*EXERCISE*:
Copy out the data word for word, without any of its pictures.

*SOURCE MATERIAL*:
-------------------------
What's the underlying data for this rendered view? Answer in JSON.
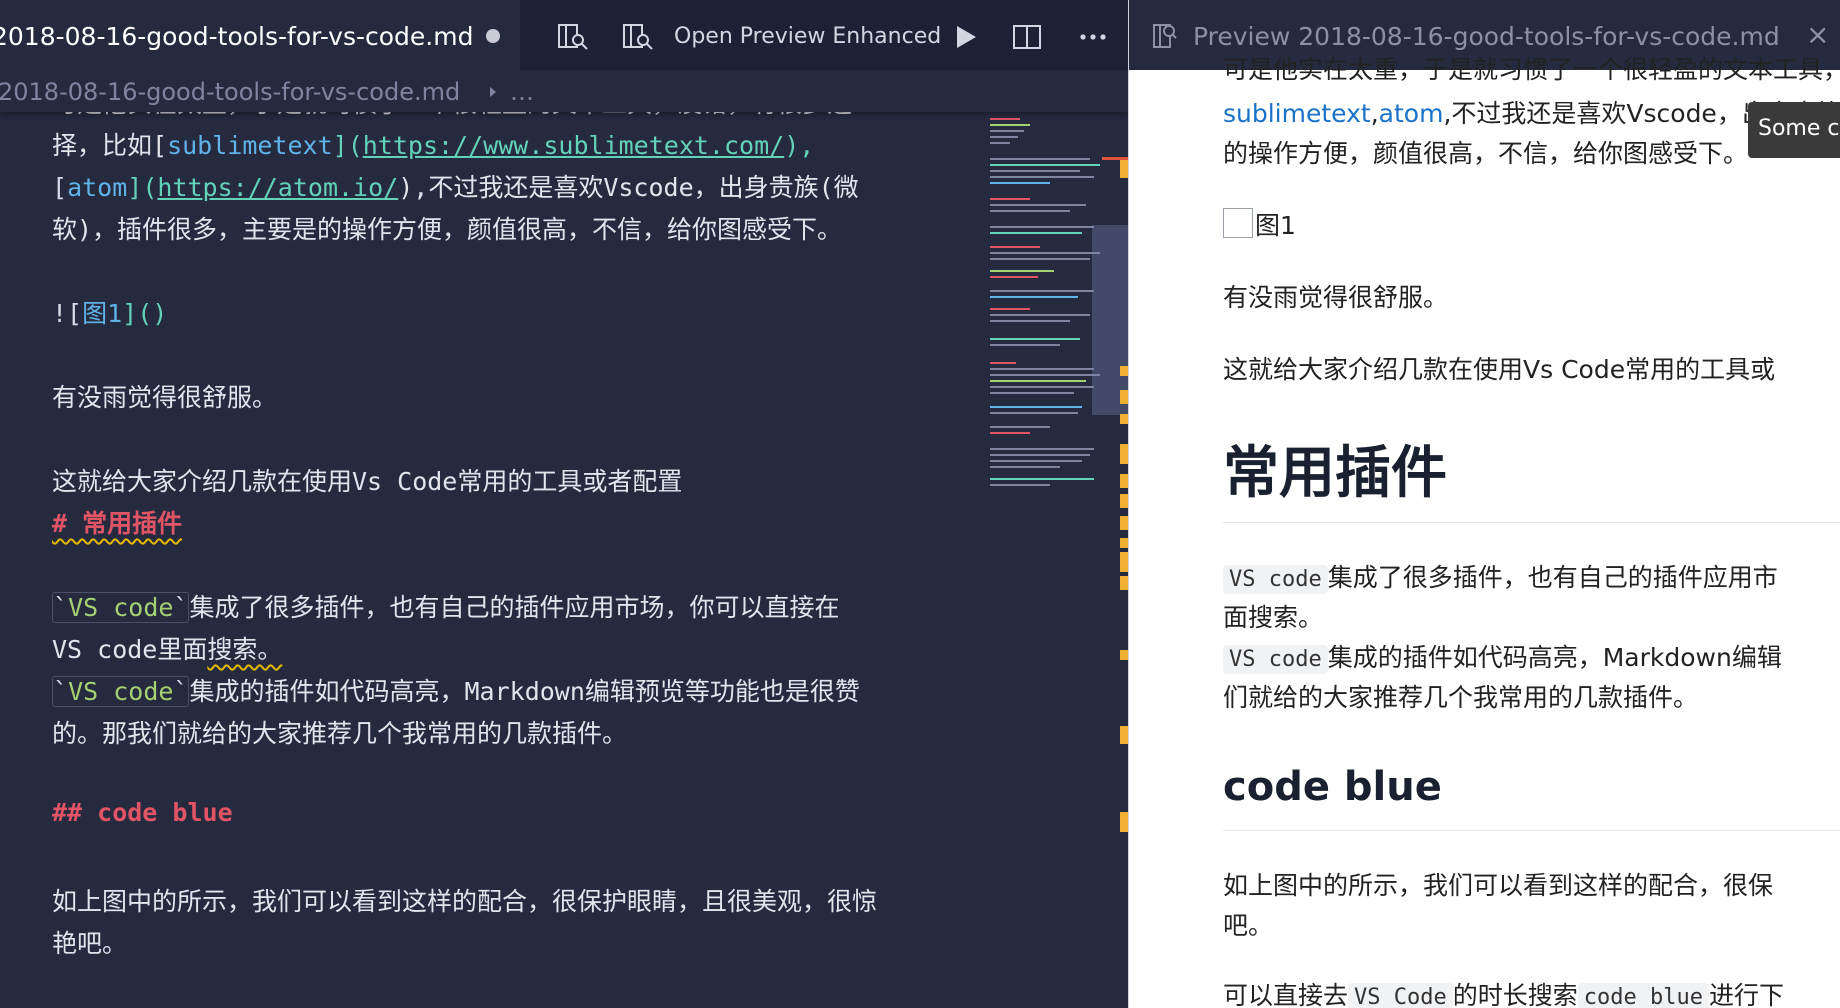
{
  "editor": {
    "tab": {
      "title": "2018-08-16-good-tools-for-vs-code.md"
    },
    "toolbar": {
      "preview_label": "Open Preview Enhanced"
    },
    "breadcrumb": {
      "file": "2018-08-16-good-tools-for-vs-code.md",
      "more": "…"
    },
    "lines": {
      "l0": "可是他实在太重，于是就习惯了一个很轻盈的文本工具，没错，有很多选",
      "l1_pre": "择，比如[",
      "l1_link": "sublimetext",
      "l1_mid": "](",
      "l1_url": "https://www.sublimetext.com/",
      "l1_end": "),",
      "l2_lb": "[",
      "l2_link": "atom",
      "l2_mid": "](",
      "l2_url": "https://atom.io/",
      "l2_end": "),不过我还是喜欢Vscode，出身贵族(微",
      "l3": "软)，插件很多，主要是的操作方便，颜值很高，不信，给你图感受下。",
      "l4_ex": "![",
      "l4_alt": "图1",
      "l4_end": "]()",
      "l5": "有没雨觉得很舒服。",
      "l6": "这就给大家介绍几款在使用Vs Code常用的工具或者配置",
      "l7": "# 常用插件",
      "l8_bt1": "`",
      "l8_code": "VS code",
      "l8_bt2": "`",
      "l8_text": "集成了很多插件，也有自己的插件应用市场，你可以直接在",
      "l9_pre": "VS code里面",
      "l9_sq": "搜索。",
      "l10_bt1": "`",
      "l10_code": "VS code",
      "l10_bt2": "`",
      "l10_text": "集成的插件如代码高亮，Markdown编辑预览等功能也是很赞",
      "l11": "的。那我们就给的大家推荐几个我常用的几款插件。",
      "l12": "## code blue",
      "l13": "如上图中的所示，我们可以看到这样的配合，很保护眼睛，且很美观，很惊",
      "l14": "艳吧。"
    }
  },
  "preview": {
    "tab": {
      "title": "Preview 2018-08-16-good-tools-for-vs-code.md",
      "close": "×"
    },
    "p0": "可是他实在太重，于是就习惯了一个很轻盈的文本工具，没错",
    "p1_link1": "sublimetext",
    "p1_comma": ",",
    "p1_link2": "atom",
    "p1_text": ",不过我还是喜欢Vscode，出身贵族",
    "p2": "的操作方便，颜值很高，不信，给你图感受下。",
    "img_alt": "图1",
    "p3": "有没雨觉得很舒服。",
    "p4": "这就给大家介绍几款在使用Vs Code常用的工具或",
    "h1": "常用插件",
    "p5_code": "VS code",
    "p5_text": "集成了很多插件，也有自己的插件应用市",
    "p6": "面搜索。",
    "p7_code": "VS code",
    "p7_text": "集成的插件如代码高亮，Markdown编辑",
    "p8": "们就给的大家推荐几个我常用的几款插件。",
    "h2": "code blue",
    "p9": "如上图中的所示，我们可以看到这样的配合，很保",
    "p10": "吧。",
    "p11_pre": "可以直接去",
    "p11_code1": "VS Code",
    "p11_mid": "的时长搜索",
    "p11_code2": "code blue",
    "p11_end": "进行下"
  },
  "tooltip": {
    "text": "Some c"
  },
  "colors": {
    "editor_bg": "#262a3f",
    "heading": "#e05466",
    "link": "#5fb3e8",
    "url": "#62d3b7",
    "inline_code": "#a6d171",
    "preview_link": "#1a73c8"
  }
}
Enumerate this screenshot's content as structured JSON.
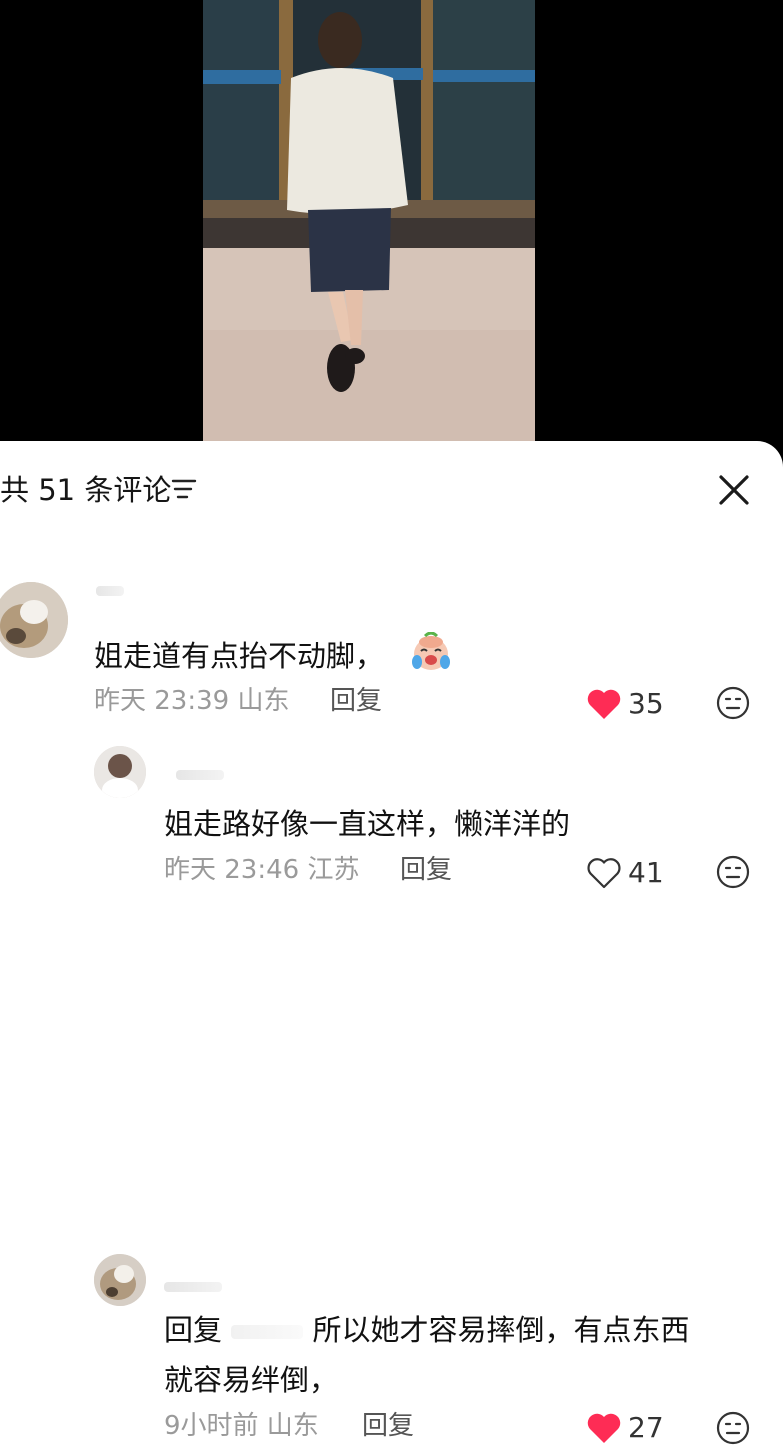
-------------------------
*SOLVED EXERCISE*:
What's the underlying data for this rendered view? Answer in JSON.
{
  "editor": {
    "tab": {
      "title": "2018-08-16-good-tools-for-vs-code.md"
    },
    "toolbar": {
      "preview_label": "Open Preview Enhanced"
    },
    "breadcrumb": {
      "file": "2018-08-16-good-tools-for-vs-code.md",
      "more": "…"
    },
    "lines": {
      "l0": "可是他实在太重，于是就习惯了一个很轻盈的文本工具，没错，有很多选",
      "l1_pre": "择，比如[",
      "l1_link": "sublimetext",
      "l1_mid": "](",
      "l1_url": "https://www.sublimetext.com/",
      "l1_end": "),",
      "l2_lb": "[",
      "l2_link": "atom",
      "l2_mid": "](",
      "l2_url": "https://atom.io/",
      "l2_end": "),不过我还是喜欢Vscode，出身贵族(微",
      "l3": "软)，插件很多，主要是的操作方便，颜值很高，不信，给你图感受下。",
      "l4_ex": "![",
      "l4_alt": "图1",
      "l4_end": "]()",
      "l5": "有没雨觉得很舒服。",
      "l6": "这就给大家介绍几款在使用Vs Code常用的工具或者配置",
      "l7": "# 常用插件",
      "l8_bt1": "`",
      "l8_code": "VS code",
      "l8_bt2": "`",
      "l8_text": "集成了很多插件，也有自己的插件应用市场，你可以直接在",
      "l9_pre": "VS code里面",
      "l9_sq": "搜索。",
      "l10_bt1": "`",
      "l10_code": "VS code",
      "l10_bt2": "`",
      "l10_text": "集成的插件如代码高亮，Markdown编辑预览等功能也是很赞",
      "l11": "的。那我们就给的大家推荐几个我常用的几款插件。",
      "l12": "## code blue",
      "l13": "如上图中的所示，我们可以看到这样的配合，很保护眼睛，且很美观，很惊",
      "l14": "艳吧。"
    }
  },
  "preview": {
    "tab": {
      "title": "Preview 2018-08-16-good-tools-for-vs-code.md",
      "close": "×"
    },
    "p0": "可是他实在太重，于是就习惯了一个很轻盈的文本工具，没错",
    "p1_link1": "sublimetext",
    "p1_comma": ",",
    "p1_link2": "atom",
    "p1_text": ",不过我还是喜欢Vscode，出身贵族",
    "p2": "的操作方便，颜值很高，不信，给你图感受下。",
    "img_alt": "图1",
    "p3": "有没雨觉得很舒服。",
    "p4": "这就给大家介绍几款在使用Vs Code常用的工具或",
    "h1": "常用插件",
    "p5_code": "VS code",
    "p5_text": "集成了很多插件，也有自己的插件应用市",
    "p6": "面搜索。",
    "p7_code": "VS code",
    "p7_text": "集成的插件如代码高亮，Markdown编辑",
    "p8": "们就给的大家推荐几个我常用的几款插件。",
    "h2": "code blue",
    "p9": "如上图中的所示，我们可以看到这样的配合，很保",
    "p10": "吧。",
    "p11_pre": "可以直接去",
    "p11_code1": "VS Code",
    "p11_mid": "的时长搜索",
    "p11_code2": "code blue",
    "p11_end": "进行下"
  },
  "tooltip": {
    "text": "Some c"
  },
  "colors": {
    "editor_bg": "#262a3f",
    "heading": "#e05466",
    "link": "#5fb3e8",
    "url": "#62d3b7",
    "inline_code": "#a6d171",
    "preview_link": "#1a73c8"
  }
}
Enumerate this screenshot's content as structured JSON.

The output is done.